Figure 18-7. Noatun's default look.
Don't let that disappoint you. That is the default skin, named Excellent . As with XMMS, you can skin Noatun—in fact, some of Noatun's skins are downright wild. Before we get into that, however, let's talk about playing songs with Noatun.
Click File on Noatun's menu bar and select Open. Navigate your directories until you get to a song you want to play. Select it, and click OK. In all
At this point, you can just keep adding songs to the playlist (you can also add directories if you have collections you want to add). Eventually, you'll have your list. Click the diskette icon on the playlist (see Figure 18-8) to save your list. You are all set. Select a starting song in the playlist, and click the Play button on Noatun's main screen (or click the starting song in the playlist).
Figure 18-8. Noatun's playlist.
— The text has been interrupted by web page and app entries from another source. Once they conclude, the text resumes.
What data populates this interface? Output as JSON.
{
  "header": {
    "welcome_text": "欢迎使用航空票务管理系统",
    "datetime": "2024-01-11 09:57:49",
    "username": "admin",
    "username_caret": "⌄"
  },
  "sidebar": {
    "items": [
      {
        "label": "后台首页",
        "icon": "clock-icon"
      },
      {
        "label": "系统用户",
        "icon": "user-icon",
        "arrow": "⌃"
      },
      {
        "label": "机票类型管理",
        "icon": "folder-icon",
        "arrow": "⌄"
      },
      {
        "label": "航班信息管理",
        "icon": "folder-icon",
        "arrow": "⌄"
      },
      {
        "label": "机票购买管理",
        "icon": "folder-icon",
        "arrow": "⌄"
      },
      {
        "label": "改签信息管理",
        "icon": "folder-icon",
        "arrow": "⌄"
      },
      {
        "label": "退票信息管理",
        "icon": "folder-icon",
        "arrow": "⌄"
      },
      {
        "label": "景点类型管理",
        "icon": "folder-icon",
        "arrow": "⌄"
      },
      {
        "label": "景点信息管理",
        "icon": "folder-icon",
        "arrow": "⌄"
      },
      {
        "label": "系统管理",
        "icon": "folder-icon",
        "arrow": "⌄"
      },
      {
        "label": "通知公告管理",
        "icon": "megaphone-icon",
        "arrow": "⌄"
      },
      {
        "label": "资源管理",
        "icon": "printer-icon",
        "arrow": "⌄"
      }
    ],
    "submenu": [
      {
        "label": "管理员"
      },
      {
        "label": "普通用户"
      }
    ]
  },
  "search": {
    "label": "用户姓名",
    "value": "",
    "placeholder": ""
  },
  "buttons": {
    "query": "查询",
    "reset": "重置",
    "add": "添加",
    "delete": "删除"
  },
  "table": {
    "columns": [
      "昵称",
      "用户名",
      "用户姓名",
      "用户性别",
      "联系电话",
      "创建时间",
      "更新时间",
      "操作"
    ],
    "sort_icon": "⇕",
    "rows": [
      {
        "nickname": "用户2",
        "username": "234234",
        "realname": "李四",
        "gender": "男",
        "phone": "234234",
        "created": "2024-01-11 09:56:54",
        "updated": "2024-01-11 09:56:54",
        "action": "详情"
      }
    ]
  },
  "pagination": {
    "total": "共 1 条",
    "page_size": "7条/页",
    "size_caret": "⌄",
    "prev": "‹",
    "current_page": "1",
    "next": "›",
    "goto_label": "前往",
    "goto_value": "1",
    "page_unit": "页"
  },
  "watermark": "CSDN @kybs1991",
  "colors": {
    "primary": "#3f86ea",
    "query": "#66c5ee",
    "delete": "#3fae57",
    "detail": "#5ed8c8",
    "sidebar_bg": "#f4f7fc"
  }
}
Noatun's slider is positional within the playing song. You can control volume using your KMix applet in the system tray as well as through Noatun. To see the volume control, click Settings on the menu bar and select Show Volume Control.
Let's get back to the subject of skinning Noatun. Click on Settings, followed by Configure Noatun. From the pop-up menu that appears, choose Plugins, which will then give you a tabbed menu. Under Interfaces, you'll see four options for player styles. The skinable styles are
(Figure 18-9) and
(although there is also a Winamp skin loader). In both cases, you can find additional skins on the KDE-Look Web site at http://www.
Figure 18-9. Noatun with a K-Jofol skin.
Start by unselecting the Excellent interface and selecting the K-Jofol interface. You'll see the menu bar at the left change. It now shows a K-Jofol Skins option. The same would happen with the Kaiman interface but, obviously, with Kaiman skins. If you click on this menu option, you'll see a drop-down list on the right with a preview of the various installed skins.
When I told you about XMMS, I mentioned the variety of cool plugins you could use for visualization. KDE's media player, Noatun, has these as well. In the Configure Noatun Interfaces menu, select Plugins (from the left-hand sidebar), and then click Visualizations.
Ripping and Burning Songs
These days, with the help of our Linux systems, we can create our own collections from those albums we have purchased and create CD collections of those songs we want to hear. Furthermore, if you have lots of disk space and you
Intermezzo: Digital Audio Formats
Before I get into the mechanics of ripping and burning songs, I'd like to spend a little time discussing music formats. When you purchase a CD, the songs on it are in a format not
The wav format is one originally created by Microsoft. It is extremely common but not the most efficient in terms of compression. The mp3 format (from the Motion Pictures Experts Group, aka MPEG), on the other hand, owes its popularity to the high compression ratio it uses—about 12:1. The newcomer on the block is the ogg (or Ogg Vorbis) format. Like mp3, it boasts a high compression rate; but unlike mp3, it is completely unencumbered by patents.
To give you an idea of the compression values, I ripped a 3-minute, 46-second song to wav format. It came in at 39,866,444 bytes, while the same song in ogg format required only 3,438,407 bytes. If you do the math, that is a ratio of 11.6:1—a pretty impressive reason for not using wav format files.